In rural areas, stigma occurs in combination with low population density and long distances, resulting in immense feelings of isolation for PLWHA and the assumption that no one nearby is also suffering from the disease. That lack of support, coupled with resistance to disclosure, can push some patients to refrain from seeking care.
“The thing that I wish for is the day we move this from the moral arena to the medical arena,” says Hiers. “The fact is that there are many people in this world who have had unprotected sex, and that’s really all it takes to get HIV. If people want to be so judgmental about it, it really doesn’t help our cause.”
Limited access to high-quality education can perpetuate this vicious cycle of stigma, infection, and lack of care. Some States have strict laws discouraging discussion of sexual health in schools, making it more difficult for young people to obtain vital information about sexually transmitted diseases and condoms. “Kids aren’t being armed with the information they need to keep from making bad decisions,” says Hiers.

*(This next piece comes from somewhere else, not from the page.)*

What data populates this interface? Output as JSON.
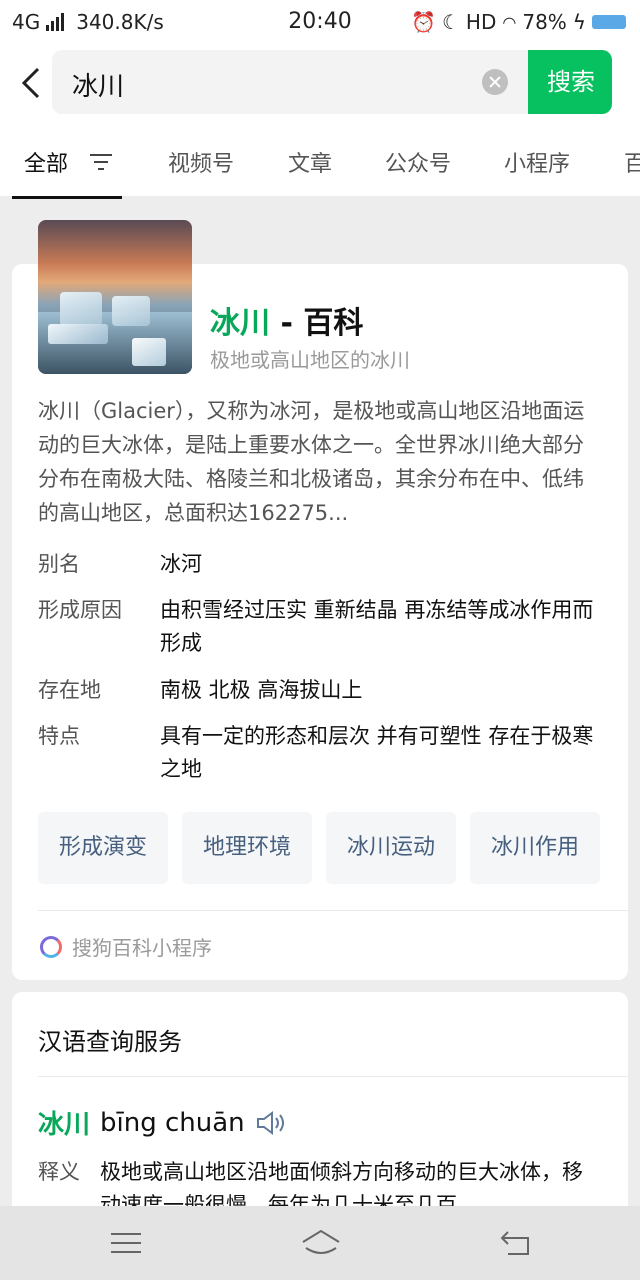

Even health care providers with years of education in the health sciences are not immune to stigma; a few have been known to deny care to patients with HIV/AIDS.27 “Our dentist drives from Dallas to provide services—it’s a three-hour drive—because no dentist in our area will touch anyone with HIV,” says Young of SHRT in East Texas. “They’re afraid. And these are educated people.”
Fighting stigma in rural areas is no easy task. Stigma is so high in some areas that clinics must be careful of how they brand their services to avoid unwanted attention.28 PLWHA often don’t want to be seen receiving care at the local HIV clinic, and noninfected people may be reluctant to go to a dentist or doctor who also sees HIV patients. For providers, it’s a cruel Catch-22: They are charged with offering life-saving services to hard-to-reach populations for a disease that leads to immense feelings of isolation, but they struggle to spread the word efficiently.
Some providers have learned to fight the impact of stigma one on one. SHRT reaches out to the wives of church leaders across East Texas. By connecting with and educating respected leaders in her community, Young says her organization can spread the word about her clinic’s services and engage more people in care.